> [What the exercise asks] Skip the pictures and give back the rest of the listing exactly.

> [The input]
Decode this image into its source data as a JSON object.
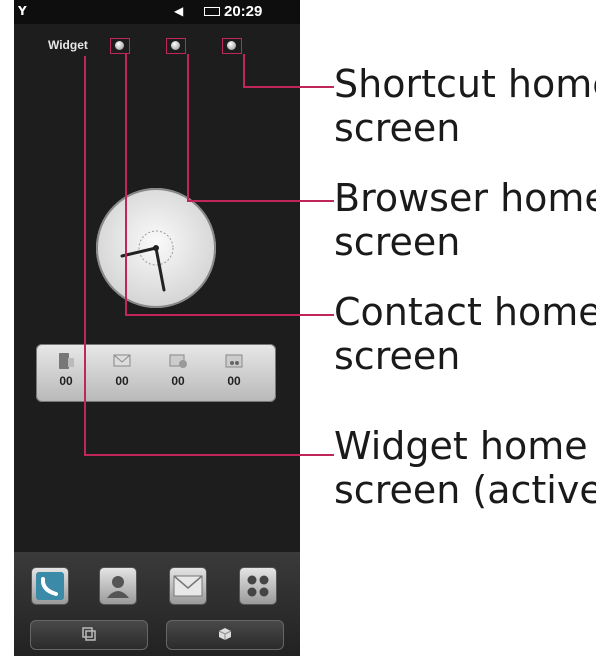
{
  "status_bar": {
    "time": "20:29"
  },
  "indicator": {
    "active_label": "Widget"
  },
  "counters": [
    {
      "icon": "call-log-icon",
      "value": "00"
    },
    {
      "icon": "message-icon",
      "value": "00"
    },
    {
      "icon": "email-icon",
      "value": "00"
    },
    {
      "icon": "voicemail-icon",
      "value": "00"
    }
  ],
  "dock": [
    {
      "icon": "phone-icon"
    },
    {
      "icon": "contacts-icon"
    },
    {
      "icon": "messaging-icon"
    },
    {
      "icon": "menu-grid-icon"
    }
  ],
  "soft_keys": [
    {
      "icon": "multitask-icon"
    },
    {
      "icon": "cube-icon"
    }
  ],
  "callouts": {
    "shortcut": [
      "Shortcut home",
      "screen"
    ],
    "browser": [
      "Browser home",
      "screen"
    ],
    "contact": [
      "Contact home",
      "screen"
    ],
    "widget": [
      "Widget home",
      "screen (active)"
    ]
  },
  "colors": {
    "callout_line": "#c0265a",
    "screen_bg": "#1d1d1d"
  }
}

> [Written response]
Decode this image into its source data as a JSON object.
{
  "status_bar": {
    "time": "20:29"
  },
  "indicator": {
    "active_label": "Widget"
  },
  "counters": [
    {
      "icon": "call-log-icon",
      "value": "00"
    },
    {
      "icon": "message-icon",
      "value": "00"
    },
    {
      "icon": "email-icon",
      "value": "00"
    },
    {
      "icon": "voicemail-icon",
      "value": "00"
    }
  ],
  "dock": [
    {
      "icon": "phone-icon"
    },
    {
      "icon": "contacts-icon"
    },
    {
      "icon": "messaging-icon"
    },
    {
      "icon": "menu-grid-icon"
    }
  ],
  "soft_keys": [
    {
      "icon": "multitask-icon"
    },
    {
      "icon": "cube-icon"
    }
  ],
  "callouts": {
    "shortcut": [
      "Shortcut home",
      "screen"
    ],
    "browser": [
      "Browser home",
      "screen"
    ],
    "contact": [
      "Contact home",
      "screen"
    ],
    "widget": [
      "Widget home",
      "screen (active)"
    ]
  },
  "colors": {
    "callout_line": "#c0265a",
    "screen_bg": "#1d1d1d"
  }
}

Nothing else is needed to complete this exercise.